== About this task ==
Each line of the data must be given back verbatim, with pictures removed.

[Web page and app entries]

----------------------------------------

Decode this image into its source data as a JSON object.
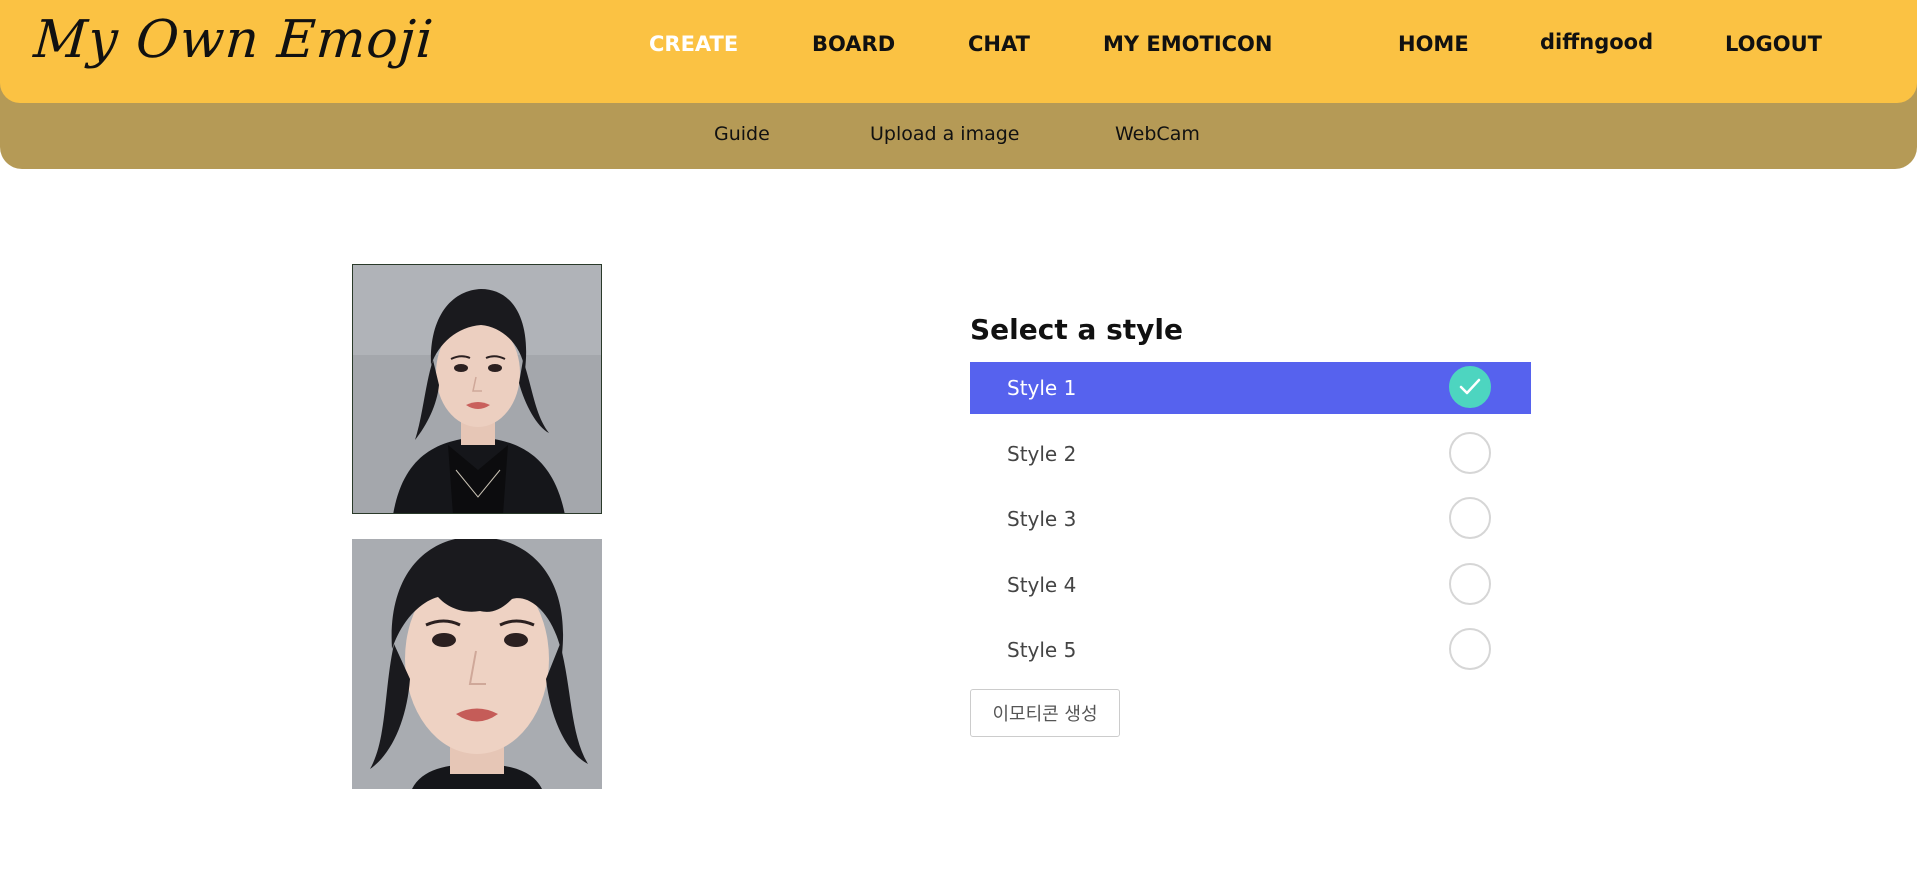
{
  "header": {
    "logo": "My Own Emoji",
    "nav": [
      {
        "label": "CREATE",
        "active": true
      },
      {
        "label": "BOARD",
        "active": false
      },
      {
        "label": "CHAT",
        "active": false
      },
      {
        "label": "MY EMOTICON",
        "active": false
      }
    ],
    "right_nav": {
      "home": "HOME",
      "username": "diffngood",
      "logout": "LOGOUT"
    },
    "colors": {
      "bar": "#fbc243",
      "subbar": "#b59a56",
      "active_text": "#ffffff"
    }
  },
  "subnav": {
    "items": [
      "Guide",
      "Upload a image",
      "WebCam"
    ]
  },
  "photos": [
    {
      "name": "uploaded-photo"
    },
    {
      "name": "aligned-face-photo"
    }
  ],
  "style_selector": {
    "title": "Select a style",
    "selected_index": 0,
    "options": [
      "Style 1",
      "Style 2",
      "Style 3",
      "Style 4",
      "Style 5"
    ],
    "colors": {
      "selected_row": "#5662ee",
      "checked_radio": "#4dd5c0"
    },
    "check_icon": "check-icon"
  },
  "generate_button": {
    "label": "이모티콘 생성"
  }
}
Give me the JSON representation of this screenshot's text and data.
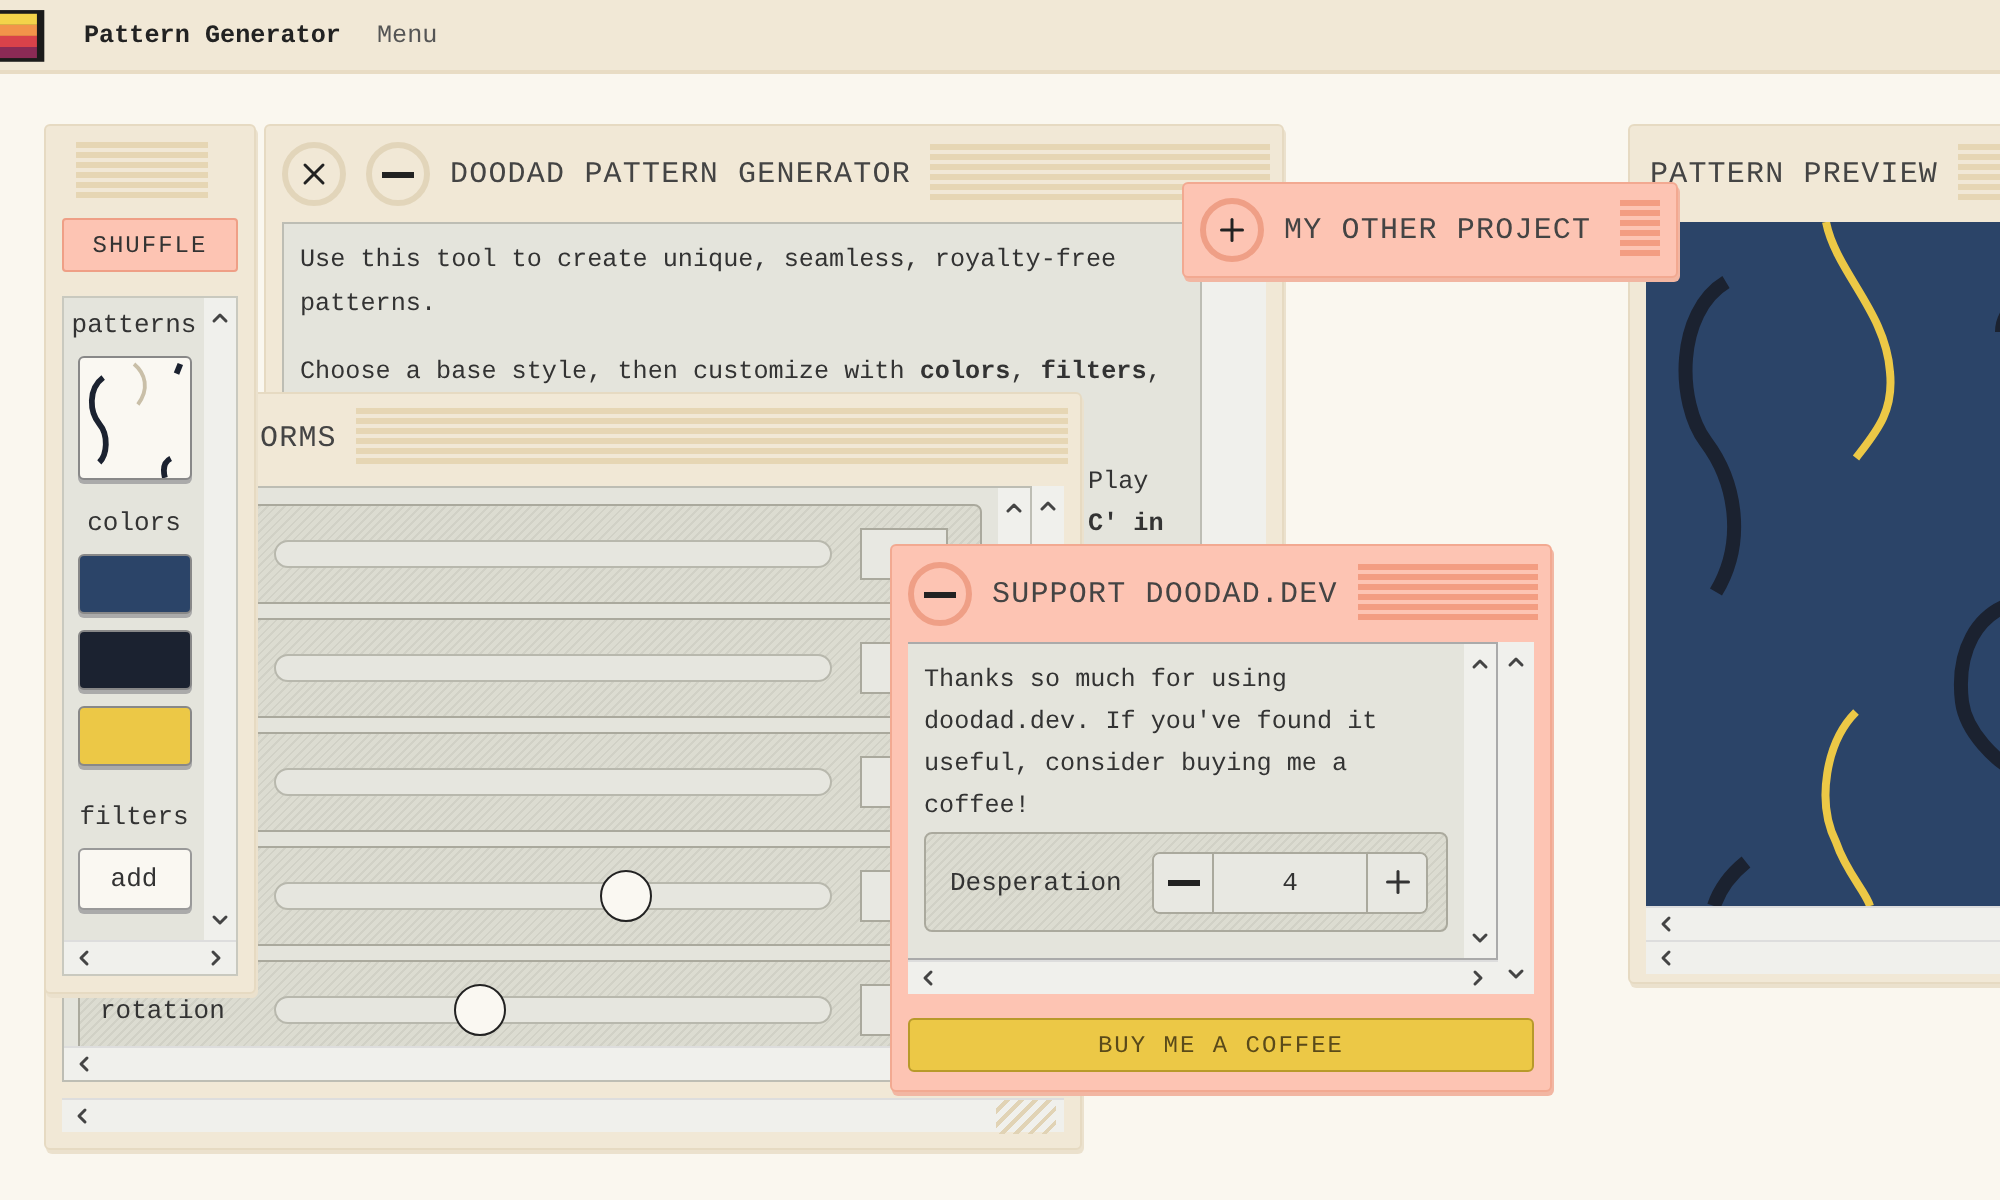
{
  "app_bar": {
    "title": "Pattern Generator",
    "menu": "Menu"
  },
  "generator_window": {
    "title": "DOODAD PATTERN GENERATOR",
    "paragraphs": [
      "Use this tool to create unique, seamless, royalty-free patterns.",
      "Choose a base style, then customize with **colors**, **filters**,"
    ],
    "fragments": [
      "Play",
      "**C' in**"
    ]
  },
  "preview_window": {
    "title": "PATTERN PREVIEW"
  },
  "transforms_window": {
    "title": "ORMS",
    "sliders": [
      {
        "kind": "slider"
      },
      {
        "kind": "slider"
      },
      {
        "kind": "slider"
      },
      {
        "kind": "slider",
        "level": 0.63
      },
      {
        "kind": "slider",
        "label": "rotation",
        "level": 0.37
      }
    ]
  },
  "sidebar": {
    "shuffle": "SHUFFLE",
    "patterns_label": "patterns",
    "colors_label": "colors",
    "colors": [
      {
        "color": "#2b4468"
      },
      {
        "color": "#1b2230"
      },
      {
        "color": "#ecc846"
      }
    ],
    "filters_label": "filters",
    "add_button": "add"
  },
  "other_project_window": {
    "title": "MY OTHER PROJECT"
  },
  "support_window": {
    "title": "SUPPORT DOODAD.DEV",
    "message": "Thanks so much for using doodad.dev. If you've found it useful, consider buying me a coffee!",
    "stepper": {
      "label": "Desperation",
      "value": "4"
    },
    "button": "BUY ME A COFFEE"
  }
}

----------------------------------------

== Answer to this problem ==
Decode this image into its source data as a JSON object.
{
  "header": {
    "logo": "My Own Emoji",
    "nav": [
      {
        "label": "CREATE",
        "active": true
      },
      {
        "label": "BOARD",
        "active": false
      },
      {
        "label": "CHAT",
        "active": false
      },
      {
        "label": "MY EMOTICON",
        "active": false
      }
    ],
    "right_nav": {
      "home": "HOME",
      "username": "diffngood",
      "logout": "LOGOUT"
    },
    "colors": {
      "bar": "#fbc243",
      "subbar": "#b59a56",
      "active_text": "#ffffff"
    }
  },
  "subnav": {
    "items": [
      "Guide",
      "Upload a image",
      "WebCam"
    ]
  },
  "photos": [
    {
      "name": "uploaded-photo"
    },
    {
      "name": "aligned-face-photo"
    }
  ],
  "style_selector": {
    "title": "Select a style",
    "selected_index": 0,
    "options": [
      "Style 1",
      "Style 2",
      "Style 3",
      "Style 4",
      "Style 5"
    ],
    "colors": {
      "selected_row": "#5662ee",
      "checked_radio": "#4dd5c0"
    },
    "check_icon": "check-icon"
  },
  "generate_button": {
    "label": "이모티콘 생성"
  }
}
Give me the JSON representation of this screenshot's text and data.
{
  "app_bar": {
    "title": "Pattern Generator",
    "menu": "Menu"
  },
  "generator_window": {
    "title": "DOODAD PATTERN GENERATOR",
    "paragraphs": [
      "Use this tool to create unique, seamless, royalty-free patterns.",
      "Choose a base style, then customize with **colors**, **filters**,"
    ],
    "fragments": [
      "Play",
      "**C' in**"
    ]
  },
  "preview_window": {
    "title": "PATTERN PREVIEW"
  },
  "transforms_window": {
    "title": "ORMS",
    "sliders": [
      {
        "kind": "slider"
      },
      {
        "kind": "slider"
      },
      {
        "kind": "slider"
      },
      {
        "kind": "slider",
        "level": 0.63
      },
      {
        "kind": "slider",
        "label": "rotation",
        "level": 0.37
      }
    ]
  },
  "sidebar": {
    "shuffle": "SHUFFLE",
    "patterns_label": "patterns",
    "colors_label": "colors",
    "colors": [
      {
        "color": "#2b4468"
      },
      {
        "color": "#1b2230"
      },
      {
        "color": "#ecc846"
      }
    ],
    "filters_label": "filters",
    "add_button": "add"
  },
  "other_project_window": {
    "title": "MY OTHER PROJECT"
  },
  "support_window": {
    "title": "SUPPORT DOODAD.DEV",
    "message": "Thanks so much for using doodad.dev. If you've found it useful, consider buying me a coffee!",
    "stepper": {
      "label": "Desperation",
      "value": "4"
    },
    "button": "BUY ME A COFFEE"
  }
}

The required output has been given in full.